Start of SUPPLIED RECORDS

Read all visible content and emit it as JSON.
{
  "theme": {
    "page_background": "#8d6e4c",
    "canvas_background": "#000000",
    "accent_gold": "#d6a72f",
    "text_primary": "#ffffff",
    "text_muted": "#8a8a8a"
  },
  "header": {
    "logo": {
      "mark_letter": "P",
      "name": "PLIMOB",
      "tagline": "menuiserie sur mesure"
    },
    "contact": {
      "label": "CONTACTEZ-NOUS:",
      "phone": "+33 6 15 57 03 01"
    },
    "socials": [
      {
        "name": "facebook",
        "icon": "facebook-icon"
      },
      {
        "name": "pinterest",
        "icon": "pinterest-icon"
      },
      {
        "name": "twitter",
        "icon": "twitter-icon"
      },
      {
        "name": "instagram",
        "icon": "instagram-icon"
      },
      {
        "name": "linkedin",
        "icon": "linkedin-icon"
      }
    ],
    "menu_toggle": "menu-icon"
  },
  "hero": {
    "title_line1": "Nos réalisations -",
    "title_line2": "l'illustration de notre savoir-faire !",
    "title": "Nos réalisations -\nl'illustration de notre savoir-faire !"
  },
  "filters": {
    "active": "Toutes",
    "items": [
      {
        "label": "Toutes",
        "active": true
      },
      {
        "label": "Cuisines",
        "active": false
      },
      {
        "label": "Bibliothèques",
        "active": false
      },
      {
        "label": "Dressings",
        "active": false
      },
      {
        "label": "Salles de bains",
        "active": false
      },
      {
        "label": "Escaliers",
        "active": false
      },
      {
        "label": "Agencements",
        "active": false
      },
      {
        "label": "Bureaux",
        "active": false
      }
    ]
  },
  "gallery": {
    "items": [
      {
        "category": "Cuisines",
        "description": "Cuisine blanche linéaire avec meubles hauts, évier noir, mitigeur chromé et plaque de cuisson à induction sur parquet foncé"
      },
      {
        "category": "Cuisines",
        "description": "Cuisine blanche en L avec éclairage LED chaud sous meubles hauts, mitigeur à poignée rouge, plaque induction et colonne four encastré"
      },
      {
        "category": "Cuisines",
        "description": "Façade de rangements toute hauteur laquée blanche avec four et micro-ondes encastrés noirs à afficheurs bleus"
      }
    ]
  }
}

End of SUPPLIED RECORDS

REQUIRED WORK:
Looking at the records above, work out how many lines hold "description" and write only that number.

EXERCISE SOLUTION:
3